Thousands of Bolivian soldiers and state employees paid homage this Friday to Eduardo Abaroa, the hero of the defense of the coastal territory in the so-called Pacific War, on the eve of the commemoration of the 140th anniversary of the loss of the Bolivian coast in that war against Chile.
An escort of the Bolivian Navy and the vice president of the country, Álvaro García Linera, led a parade to move the remains of Abaroa from the temple of San Francisco, in the center of La Paz, to the square that bears the name of the hero.
After them paraded soldiers from different units, including the Colorado Regiment of Bolivia, who participated in the Pacific War and is currently the Presidential Guard.

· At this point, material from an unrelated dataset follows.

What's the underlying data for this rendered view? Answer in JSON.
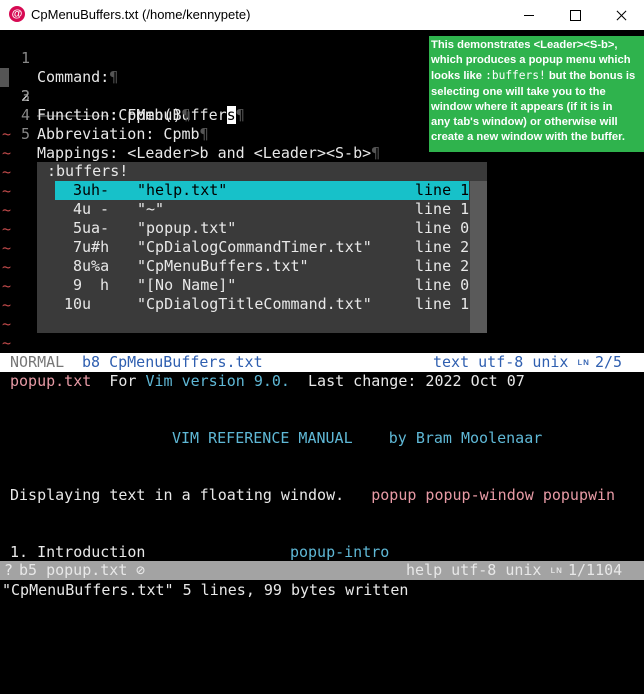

Then it was the turn of officials of ministries and state entities, who carried red, yellow and green Bolivian flags, in addition to the blue flags of the maritime claim.
On their way to the ballot box, the military and officials sang hymns dedicated to Abaroa, the Bolivian maritime claim and some even chanted "sea for Bolivia."
One of the delegations that paraded was that of the National Lottery, whose director, Rossio Pimentel, told Efe that the civic "spirit and fervor" in the Bolivians is intact and "the struggle of more than a century remains."
"Other generations that come to this country will continue to claim sea for Bolivia, it is a fact of justice, Bolivians are standing with more civic fervor than ever claiming our right to the sea," said Pimentel, who was also mayor of the Andean city of Oruro.
The events for the so-called Day of the Sea began with school parades throughout the country and will conclude this Saturday with the speech expected of the President of Bolivia, Evo Morales, whose presence was also expected in the parade this afternoon, which finally Did not assist.
Bolivia commemorates the Day of the Sea on March 23 because on that date in 1879 the country's first resistance to what the Bolivian authorities call an invasion of Chilean troops that began on February 14 of the same year.
The commemoration is marked in this 140th anniversary by the ruling issued last October by the International Court of Justice (ICJ) of The Hague, in the lawsuit filed by Bolivia against Chile in 2013.
The UN tribunal determined that Chile has no legal obligation to negotiate with Bolivia on a sovereign exit to the Pacific Ocean.
The Bolivian authorities defend that the court also states in its ruling that although Chile does not have that obligation, that does not prevent the two countries from talking.
Bolivia lost in the Pacific War about 400 kilometers of coastline and about 120,000 square kilometers of territory.